PROVIDED ENTRIES -

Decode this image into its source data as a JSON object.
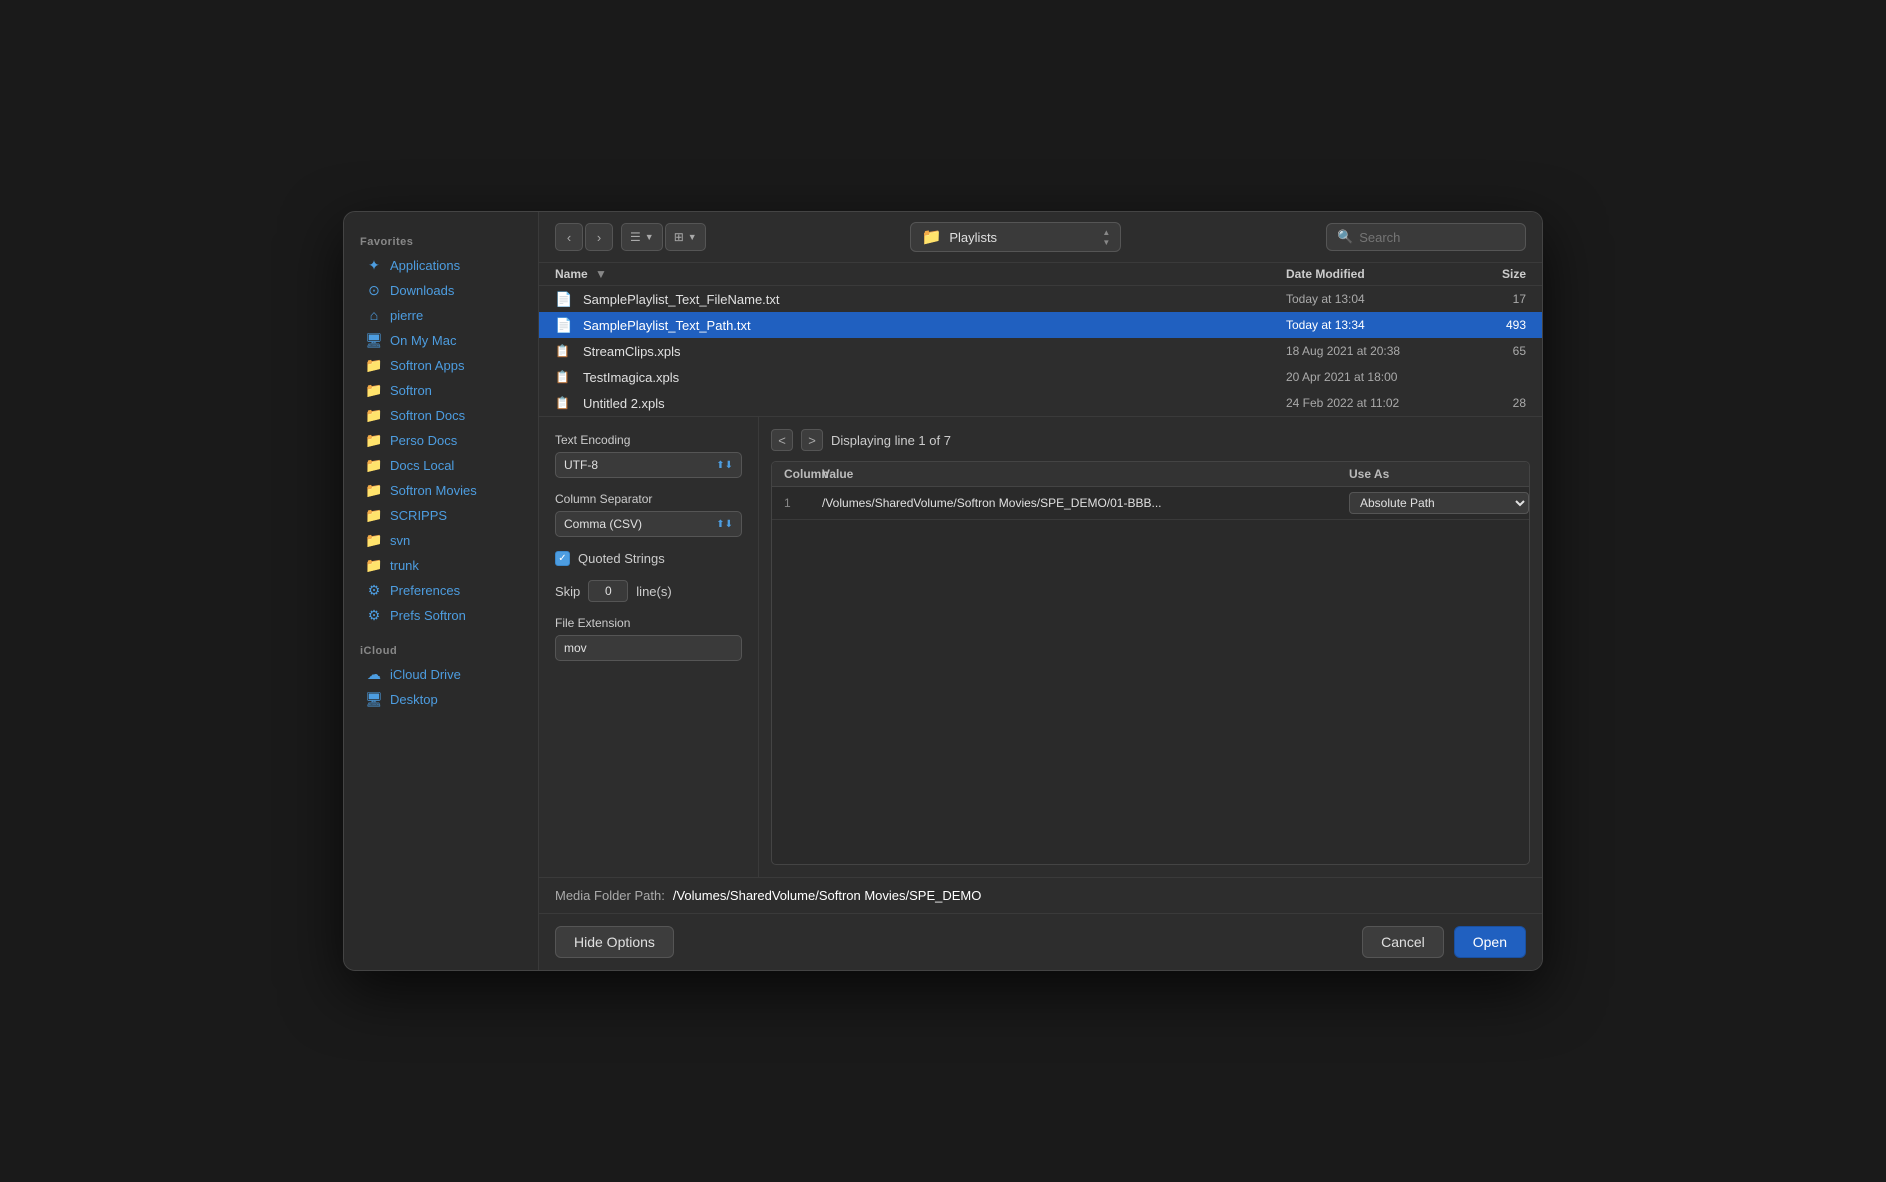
{
  "sidebar": {
    "favorites_label": "Favorites",
    "icloud_label": "iCloud",
    "items": [
      {
        "id": "applications",
        "label": "Applications",
        "icon": "✦"
      },
      {
        "id": "downloads",
        "label": "Downloads",
        "icon": "⊙"
      },
      {
        "id": "pierre",
        "label": "pierre",
        "icon": "🏠"
      },
      {
        "id": "on-my-mac",
        "label": "On My Mac",
        "icon": "🖥"
      },
      {
        "id": "softron-apps",
        "label": "Softron Apps",
        "icon": "📁"
      },
      {
        "id": "softron",
        "label": "Softron",
        "icon": "📁"
      },
      {
        "id": "softron-docs",
        "label": "Softron Docs",
        "icon": "📁"
      },
      {
        "id": "perso-docs",
        "label": "Perso Docs",
        "icon": "📁"
      },
      {
        "id": "docs-local",
        "label": "Docs Local",
        "icon": "📁"
      },
      {
        "id": "softron-movies",
        "label": "Softron Movies",
        "icon": "📁"
      },
      {
        "id": "scripps",
        "label": "SCRIPPS",
        "icon": "📁"
      },
      {
        "id": "svn",
        "label": "svn",
        "icon": "📁"
      },
      {
        "id": "trunk",
        "label": "trunk",
        "icon": "📁"
      },
      {
        "id": "preferences",
        "label": "Preferences",
        "icon": "⚙"
      },
      {
        "id": "prefs-softron",
        "label": "Prefs Softron",
        "icon": "⚙"
      }
    ],
    "icloud_items": [
      {
        "id": "icloud-drive",
        "label": "iCloud Drive",
        "icon": "☁"
      },
      {
        "id": "desktop",
        "label": "Desktop",
        "icon": "🖥"
      }
    ]
  },
  "toolbar": {
    "back_btn": "‹",
    "forward_btn": "›",
    "list_view_btn": "☰",
    "grid_view_btn": "⊞",
    "location_icon": "📁",
    "location_text": "Playlists",
    "search_placeholder": "Search"
  },
  "file_list": {
    "col_name": "Name",
    "col_date": "Date Modified",
    "col_size": "Size",
    "files": [
      {
        "icon": "📄",
        "name": "SamplePlaylist_Text_FileName.txt",
        "date": "Today at 13:04",
        "size": "17",
        "selected": false
      },
      {
        "icon": "📄",
        "name": "SamplePlaylist_Text_Path.txt",
        "date": "Today at 13:34",
        "size": "493",
        "selected": true
      },
      {
        "icon": "📋",
        "name": "StreamClips.xpls",
        "date": "18 Aug 2021 at 20:38",
        "size": "65",
        "selected": false
      },
      {
        "icon": "📋",
        "name": "TestImagica.xpls",
        "date": "20 Apr 2021 at 18:00",
        "size": "",
        "selected": false
      },
      {
        "icon": "📋",
        "name": "Untitled 2.xpls",
        "date": "24 Feb 2022 at 11:02",
        "size": "28",
        "selected": false
      }
    ]
  },
  "options": {
    "text_encoding_label": "Text Encoding",
    "text_encoding_value": "UTF-8",
    "column_separator_label": "Column Separator",
    "column_separator_value": "Comma (CSV)",
    "quoted_strings_label": "Quoted Strings",
    "quoted_strings_checked": true,
    "skip_label": "Skip",
    "skip_value": "0",
    "skip_unit": "line(s)",
    "file_extension_label": "File Extension",
    "file_extension_value": "mov"
  },
  "preview": {
    "nav_prev": "<",
    "nav_next": ">",
    "display_info": "Displaying line 1 of 7",
    "col_column": "Column",
    "col_value": "Value",
    "col_use_as": "Use As",
    "rows": [
      {
        "num": "1",
        "value": "/Volumes/SharedVolume/Softron Movies/SPE_DEMO/01-BBB...",
        "use_as": "Absolute Path"
      }
    ]
  },
  "media_folder": {
    "label": "Media Folder Path:",
    "value": "/Volumes/SharedVolume/Softron Movies/SPE_DEMO"
  },
  "bottom": {
    "hide_options_btn": "Hide Options",
    "cancel_btn": "Cancel",
    "open_btn": "Open"
  }
}
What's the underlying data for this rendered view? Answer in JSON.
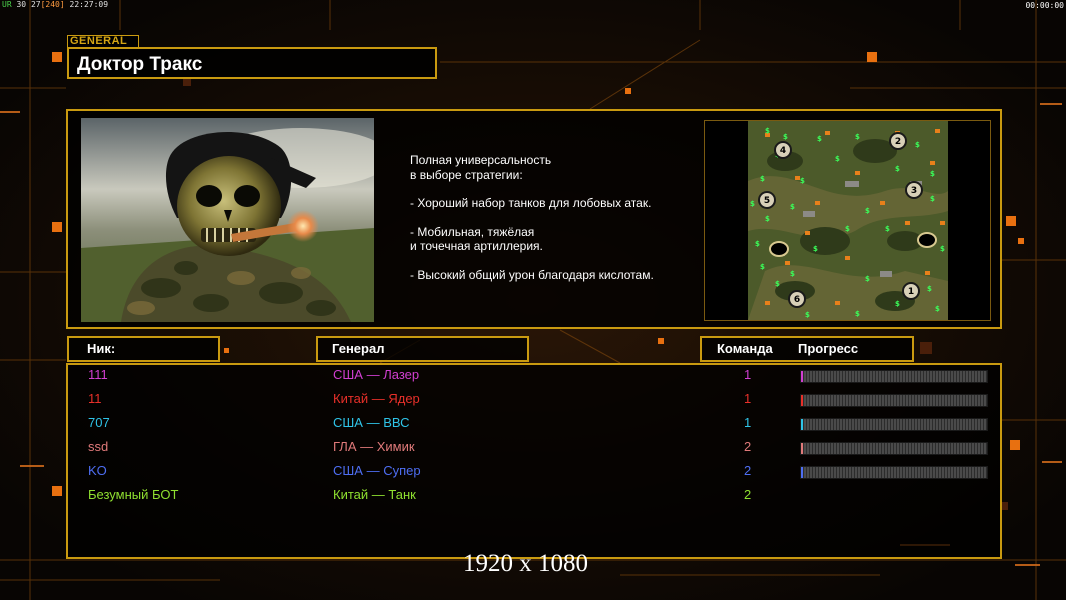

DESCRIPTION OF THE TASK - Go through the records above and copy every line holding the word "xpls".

RESULT -
        "name": "StreamClips.xpls",
        "name": "TestImagica.xpls",
        "name": "Untitled 2.xpls",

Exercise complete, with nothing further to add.